→ **Task to carry out**
Nothing but the text of the records should come back; copy it exactly and leave the pictures out.
·····
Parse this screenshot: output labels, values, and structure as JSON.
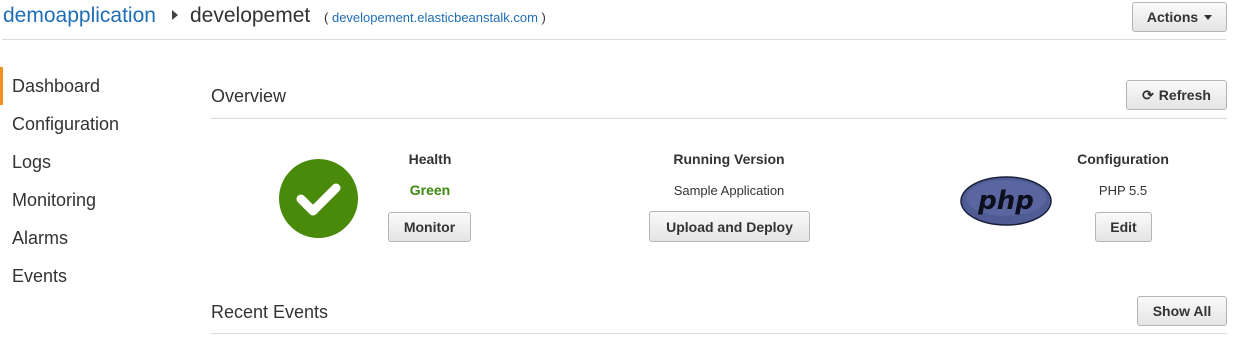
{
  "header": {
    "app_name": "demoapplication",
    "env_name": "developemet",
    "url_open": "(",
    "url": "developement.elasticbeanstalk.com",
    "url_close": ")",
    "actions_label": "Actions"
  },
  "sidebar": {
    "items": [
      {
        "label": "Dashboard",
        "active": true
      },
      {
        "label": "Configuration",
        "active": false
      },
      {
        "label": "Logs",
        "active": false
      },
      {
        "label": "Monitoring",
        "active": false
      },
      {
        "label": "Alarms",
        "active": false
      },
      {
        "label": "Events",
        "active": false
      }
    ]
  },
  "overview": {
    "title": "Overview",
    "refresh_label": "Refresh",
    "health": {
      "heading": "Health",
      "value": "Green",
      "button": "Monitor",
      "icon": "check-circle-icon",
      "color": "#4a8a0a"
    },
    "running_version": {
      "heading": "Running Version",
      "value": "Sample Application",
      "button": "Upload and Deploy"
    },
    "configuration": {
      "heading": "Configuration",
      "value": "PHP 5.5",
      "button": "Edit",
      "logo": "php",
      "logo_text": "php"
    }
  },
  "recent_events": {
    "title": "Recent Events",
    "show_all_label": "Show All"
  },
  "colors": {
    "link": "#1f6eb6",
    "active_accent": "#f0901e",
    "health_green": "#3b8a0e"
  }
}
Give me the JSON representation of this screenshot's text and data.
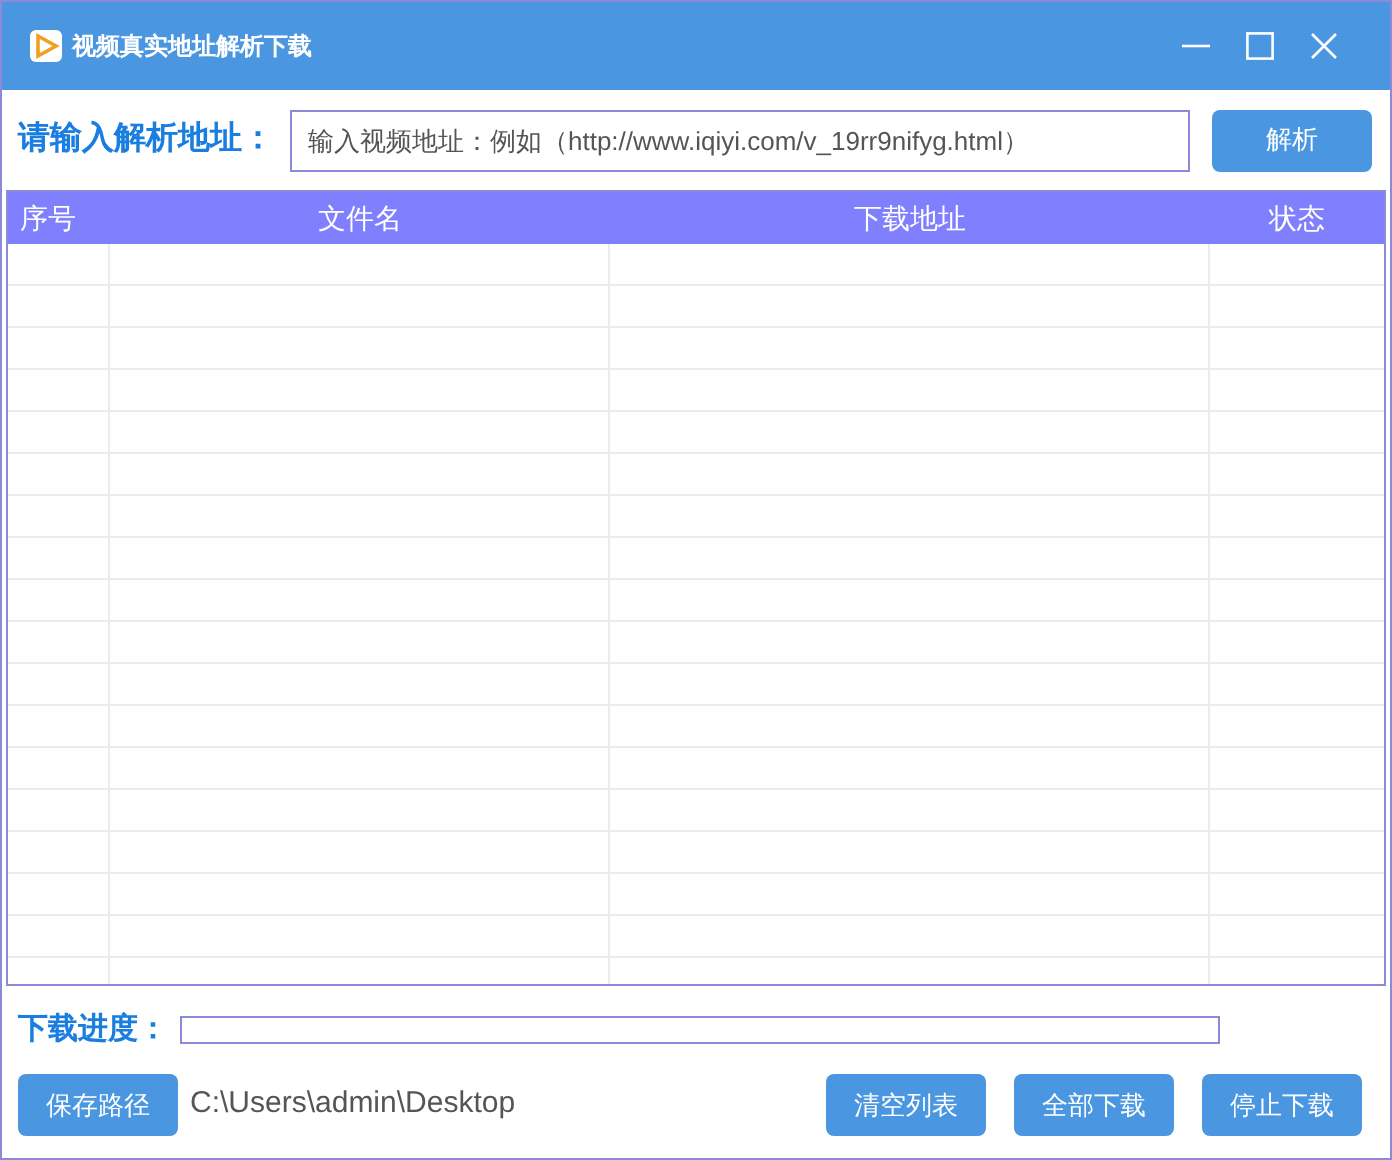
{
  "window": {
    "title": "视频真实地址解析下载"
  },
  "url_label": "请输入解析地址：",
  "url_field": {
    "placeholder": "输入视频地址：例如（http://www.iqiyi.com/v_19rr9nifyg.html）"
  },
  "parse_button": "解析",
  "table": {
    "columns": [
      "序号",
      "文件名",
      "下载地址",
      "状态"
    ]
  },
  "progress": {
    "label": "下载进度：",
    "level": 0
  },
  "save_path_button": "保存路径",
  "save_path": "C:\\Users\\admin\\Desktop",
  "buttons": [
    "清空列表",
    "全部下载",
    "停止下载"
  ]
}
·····
→ **Task result**
Parse this screenshot: output labels, values, and structure as JSON.
{
  "header": {
    "app_name": "demoapplication",
    "env_name": "developemet",
    "url_open": "(",
    "url": "developement.elasticbeanstalk.com",
    "url_close": ")",
    "actions_label": "Actions"
  },
  "sidebar": {
    "items": [
      {
        "label": "Dashboard",
        "active": true
      },
      {
        "label": "Configuration",
        "active": false
      },
      {
        "label": "Logs",
        "active": false
      },
      {
        "label": "Monitoring",
        "active": false
      },
      {
        "label": "Alarms",
        "active": false
      },
      {
        "label": "Events",
        "active": false
      }
    ]
  },
  "overview": {
    "title": "Overview",
    "refresh_label": "Refresh",
    "health": {
      "heading": "Health",
      "value": "Green",
      "button": "Monitor",
      "icon": "check-circle-icon",
      "color": "#4a8a0a"
    },
    "running_version": {
      "heading": "Running Version",
      "value": "Sample Application",
      "button": "Upload and Deploy"
    },
    "configuration": {
      "heading": "Configuration",
      "value": "PHP 5.5",
      "button": "Edit",
      "logo": "php",
      "logo_text": "php"
    }
  },
  "recent_events": {
    "title": "Recent Events",
    "show_all_label": "Show All"
  },
  "colors": {
    "link": "#1f6eb6",
    "active_accent": "#f0901e",
    "health_green": "#3b8a0e"
  }
}
Give me the JSON representation of this screenshot's text and data.
{
  "window": {
    "title": "视频真实地址解析下载"
  },
  "url_label": "请输入解析地址：",
  "url_field": {
    "placeholder": "输入视频地址：例如（http://www.iqiyi.com/v_19rr9nifyg.html）"
  },
  "parse_button": "解析",
  "table": {
    "columns": [
      "序号",
      "文件名",
      "下载地址",
      "状态"
    ]
  },
  "progress": {
    "label": "下载进度：",
    "level": 0
  },
  "save_path_button": "保存路径",
  "save_path": "C:\\Users\\admin\\Desktop",
  "buttons": [
    "清空列表",
    "全部下载",
    "停止下载"
  ]
}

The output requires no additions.